A: An interrupt is a signal that interrupts the current task that the CPU is doing. It tells the CPU that an important event has arrived, for example hardware interrupts, and that the CPU needs to stop the current task and run the proper interrupt handler. The interrupt handler is a special function which is designed to handle a specific interrupt(like a key press from the keyboard). As interrupts have special properties, for example they can be used to switch from ring 3 to ring 0, they might be used in operating systems as a way to do system calls. Linux system calls are handled via interrupts.

Q: What is PIC?

A: The PIC, the Programmable Interrupt Controller, is a device which collects hardware interrupt requests and signals the cpu that an interrupt has occured.

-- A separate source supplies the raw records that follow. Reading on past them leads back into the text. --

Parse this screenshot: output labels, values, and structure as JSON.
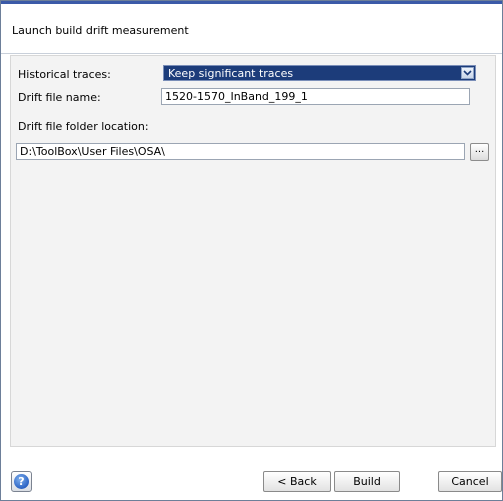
{
  "dialog": {
    "title": "Launch build drift measurement"
  },
  "form": {
    "historical_traces_label": "Historical traces:",
    "historical_traces_value": "Keep significant traces",
    "drift_file_name_label": "Drift file name:",
    "drift_file_name_value": "1520-1570_InBand_199_1",
    "folder_location_label": "Drift file folder location:",
    "folder_location_value": "D:\\ToolBox\\User Files\\OSA\\",
    "browse_label": "..."
  },
  "footer": {
    "help_label": "?",
    "back_label": "< Back",
    "build_label": "Build",
    "cancel_label": "Cancel"
  },
  "icons": {
    "help": "help-icon",
    "dropdown": "chevron-down-icon"
  },
  "colors": {
    "accent": "#3b5aa8",
    "select_bg": "#1c3c7a",
    "content_bg": "#f3f3f3"
  }
}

When this happens, both the PIC and CPU communicate about which request has occured and the cpu will stop the current task and execute the the interrupt handler for that request.

Q: What is PIT?

A: The PIT, Programmable Interrupt Timer, is a programmable(you can change the speed of it) hardware timer that fires off an interrupt when it goes off(IRQ 0). It is mainly used for task schedualing.

Q: In what order should I make my OS in?

A: Well, you could start just about anywhere, but you would probably end up with dozens of bugs. I suggest that you start by making a bootsector, then making a basic kernel, and then add on to your kernel.

Q: What are the basic steps for setting up PMode at boot time?


  1. Disable interrupts so nothing gets messed up.
  2. Setup a GDT.
  3. Enable the A20.
  4. Set the first bit of CR0 to 1.
  5. Load the segment registers with correct values from the GDT.
  6. Load CS and EIP with correct values by doing a far jump.
  7. You are now in PMode
This is covered in more detail in Protected Mode by Chris Giese.

Q: My question isn't answered here. What do I do?

A: You can email it to me and I'll try to answer it and add it on to this(this tutorial is far from done).

This tutorial is written by K.J. and Joachim Nock. Updated 2002.11.20 by K.J.


Report issues via Bona Fide feedback.

2001 - 2017 © Bona Fide OS Development | The Goal | Contributors | How To Help |